Interesting facts about Micronesia
1. It’s home to the world’s only ancient city built on a coral reef
The UNESCO-listed Nan Madol is a collection of more than 100 islets off the southeast coast of Pohnpei. Built between 1200 and 1500 CE, it’s the only ancient site built on a coral reef in the world. The basalt and coral bouldered islets are home to the remains of stone palaces, temples, tombs and residential homes dating back over 1000 years.
Experts believe these were the ceremonial centre of the Saudeleur dynasty, a thriving period in Pacific Island culture.
2. Micronesia is home to the world’s largest crabs
Mogmog is a tiny Micronesian island located 2,000 km north of Papua New Guinea. It’s home to the largest terrestrial arthropods (crabs) in the world, which have a leg span of 3ft (0.9 metres) and can crush coconuts with their pincers.
In 2010, an Australian family was shipwrecked on Mogmog when their yacht ran aground in storm in a real-life Swiss Robinson scenario. They spent six months on the island while they fixed their boat. There’s even a book about it.
3. Stone money is an extremely big deal in Micronesia
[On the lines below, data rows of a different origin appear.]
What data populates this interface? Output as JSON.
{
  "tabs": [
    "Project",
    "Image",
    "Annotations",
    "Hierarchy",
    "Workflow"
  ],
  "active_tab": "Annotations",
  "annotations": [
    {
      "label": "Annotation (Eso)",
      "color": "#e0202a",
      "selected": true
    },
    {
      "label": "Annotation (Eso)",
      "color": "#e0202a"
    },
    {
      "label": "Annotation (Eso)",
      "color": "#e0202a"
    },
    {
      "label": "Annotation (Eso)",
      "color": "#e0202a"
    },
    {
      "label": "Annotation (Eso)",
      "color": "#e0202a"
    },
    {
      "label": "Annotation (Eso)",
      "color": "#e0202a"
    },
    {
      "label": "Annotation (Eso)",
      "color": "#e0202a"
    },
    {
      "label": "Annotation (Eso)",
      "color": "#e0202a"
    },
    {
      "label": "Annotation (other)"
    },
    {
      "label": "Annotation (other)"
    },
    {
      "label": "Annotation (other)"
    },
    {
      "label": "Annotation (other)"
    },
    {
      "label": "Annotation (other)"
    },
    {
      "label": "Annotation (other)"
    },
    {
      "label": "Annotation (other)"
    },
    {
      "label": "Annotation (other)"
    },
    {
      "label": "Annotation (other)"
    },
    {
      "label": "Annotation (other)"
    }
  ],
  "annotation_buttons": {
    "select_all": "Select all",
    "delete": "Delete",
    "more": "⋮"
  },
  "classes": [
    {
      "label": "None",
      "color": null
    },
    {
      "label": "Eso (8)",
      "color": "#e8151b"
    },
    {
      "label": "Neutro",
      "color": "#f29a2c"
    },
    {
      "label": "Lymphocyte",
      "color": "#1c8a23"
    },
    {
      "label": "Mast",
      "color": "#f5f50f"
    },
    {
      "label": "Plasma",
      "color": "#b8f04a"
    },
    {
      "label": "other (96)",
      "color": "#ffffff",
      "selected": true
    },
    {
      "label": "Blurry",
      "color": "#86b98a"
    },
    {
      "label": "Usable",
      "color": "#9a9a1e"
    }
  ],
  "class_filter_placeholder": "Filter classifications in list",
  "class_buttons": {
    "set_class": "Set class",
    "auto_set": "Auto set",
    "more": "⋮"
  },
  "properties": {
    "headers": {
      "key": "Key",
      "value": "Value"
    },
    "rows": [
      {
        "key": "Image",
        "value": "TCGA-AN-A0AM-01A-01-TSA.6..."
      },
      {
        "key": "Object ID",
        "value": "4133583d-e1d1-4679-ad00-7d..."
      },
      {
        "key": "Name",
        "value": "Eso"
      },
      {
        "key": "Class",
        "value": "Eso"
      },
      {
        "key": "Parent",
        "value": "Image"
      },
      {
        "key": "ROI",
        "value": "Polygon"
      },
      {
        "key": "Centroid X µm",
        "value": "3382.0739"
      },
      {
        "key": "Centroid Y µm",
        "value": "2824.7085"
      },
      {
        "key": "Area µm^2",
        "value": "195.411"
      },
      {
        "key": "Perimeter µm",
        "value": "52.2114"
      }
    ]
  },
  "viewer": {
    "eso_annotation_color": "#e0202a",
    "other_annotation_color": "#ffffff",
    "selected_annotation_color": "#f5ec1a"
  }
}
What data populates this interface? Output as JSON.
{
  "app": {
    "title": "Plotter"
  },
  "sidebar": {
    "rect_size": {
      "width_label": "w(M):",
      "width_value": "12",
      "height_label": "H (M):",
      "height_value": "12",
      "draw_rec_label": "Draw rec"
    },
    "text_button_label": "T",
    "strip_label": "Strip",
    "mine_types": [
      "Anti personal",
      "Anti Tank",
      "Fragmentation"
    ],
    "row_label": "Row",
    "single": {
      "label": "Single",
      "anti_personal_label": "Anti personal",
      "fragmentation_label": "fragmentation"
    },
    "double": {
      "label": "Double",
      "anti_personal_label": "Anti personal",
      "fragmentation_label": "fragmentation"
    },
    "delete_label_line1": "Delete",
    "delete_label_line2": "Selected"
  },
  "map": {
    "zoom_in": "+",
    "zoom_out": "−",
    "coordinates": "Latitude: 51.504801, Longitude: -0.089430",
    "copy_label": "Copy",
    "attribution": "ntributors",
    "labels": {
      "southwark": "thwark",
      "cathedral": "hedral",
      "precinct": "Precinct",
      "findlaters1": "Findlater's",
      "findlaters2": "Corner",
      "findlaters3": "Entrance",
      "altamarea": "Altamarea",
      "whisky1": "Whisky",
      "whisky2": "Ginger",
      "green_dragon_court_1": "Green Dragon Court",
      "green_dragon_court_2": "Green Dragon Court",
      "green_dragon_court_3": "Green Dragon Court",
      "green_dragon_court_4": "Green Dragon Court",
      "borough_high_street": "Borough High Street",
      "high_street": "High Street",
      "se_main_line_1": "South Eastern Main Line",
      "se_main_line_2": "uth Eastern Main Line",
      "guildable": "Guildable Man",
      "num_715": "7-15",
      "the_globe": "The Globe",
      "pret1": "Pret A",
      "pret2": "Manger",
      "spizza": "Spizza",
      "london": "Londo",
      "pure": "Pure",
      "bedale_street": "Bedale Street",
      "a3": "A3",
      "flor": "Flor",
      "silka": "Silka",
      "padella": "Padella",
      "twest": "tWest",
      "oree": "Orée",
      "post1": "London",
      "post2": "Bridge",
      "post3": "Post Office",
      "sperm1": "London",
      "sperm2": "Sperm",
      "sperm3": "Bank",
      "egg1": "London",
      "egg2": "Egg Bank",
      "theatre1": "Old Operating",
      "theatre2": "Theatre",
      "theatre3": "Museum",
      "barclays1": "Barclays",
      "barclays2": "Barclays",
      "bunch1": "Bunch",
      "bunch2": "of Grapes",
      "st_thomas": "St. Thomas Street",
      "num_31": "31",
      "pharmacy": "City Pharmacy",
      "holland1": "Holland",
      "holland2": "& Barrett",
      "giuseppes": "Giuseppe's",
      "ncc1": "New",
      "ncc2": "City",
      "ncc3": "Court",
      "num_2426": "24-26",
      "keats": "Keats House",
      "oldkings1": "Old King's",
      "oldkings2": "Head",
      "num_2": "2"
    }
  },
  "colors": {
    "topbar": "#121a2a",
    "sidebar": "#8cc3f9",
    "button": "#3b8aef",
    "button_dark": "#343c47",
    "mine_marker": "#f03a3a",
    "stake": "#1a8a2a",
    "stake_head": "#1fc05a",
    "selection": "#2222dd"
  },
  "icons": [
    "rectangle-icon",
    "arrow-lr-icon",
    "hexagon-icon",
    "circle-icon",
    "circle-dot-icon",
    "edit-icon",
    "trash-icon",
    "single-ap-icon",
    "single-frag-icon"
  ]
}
In Yap, you’ll find hundreds of huge rock disks scattered across the island. These stones, known as rai stones, are treasured by native inhabitants and serve as Yapese stone money. They have been used as a form of currency for centuries even though many of the stones are too heavy to move
Every year islands hold the Homecoming Festival or ‘Taste of Yap’, which includes a stone money ceremony, canoe building and traditional dancing.
4. It has a long history of colonisation
Micronesia was colonised by Spain in 1886 then sold the islands to Germany in 1899. Japan took control of the islands in 1914 and occupied them until 1944, when American forces seized them.
The islands were a major battleground during World War II. Between 1942 and 1943, US submarines cut off supplies between the islands and Japan and regular bombing raids began soon after. From 1947 until 1986, Micronesia was part of the Trust Territory of the Pacific Islands (TTPI), a United Nations trust territory administered by the USA.
5. Micronesia offers some of the best wreck diving in the world
Chuuk is one of the wreck diving capitals in the world. In Truk Lagoon alone there are more than 60 shipwrecks of Japanese warships destroyed by American forces in 1944. For the most part, diving around Micronesia’s wrecks is safe. However, in 2004, a World War II shipwreck — the USS Mississinewa — resurfaced and began to leak the aviation fuel that it had been transporting.
6. It’s home to the longest-running humanitarian airlift in the world
Micronesia’s annual Operation Christmas Drop has taken place every year since 1952, making it the longest-running airlift ever. Every year, the US Air Force parachutes donated gifts and humanitarian supplies to the tiny dotted islands. It takes place at the Anderson Air Force Base in Guam. Hundreds of civilian volunteers in Guam and Japan help the effort too. The flights usually take place over a week or so in early December and deliver around 40,000 pounds of supplies. Legend has it that the crew of an Air Force B-29 spotted islanders waving from the island of Kapingamarangi and, feeling festive, the crew decided to gather up a few items and drop the bundle to happy islanders.
7. Micronesia has no standing army
Micronesia is one of just 22 countries in the whole world without a standing army.
Instead, the USA provides aid and is responsible for Micronesia’s defence in return for military bases across the islands.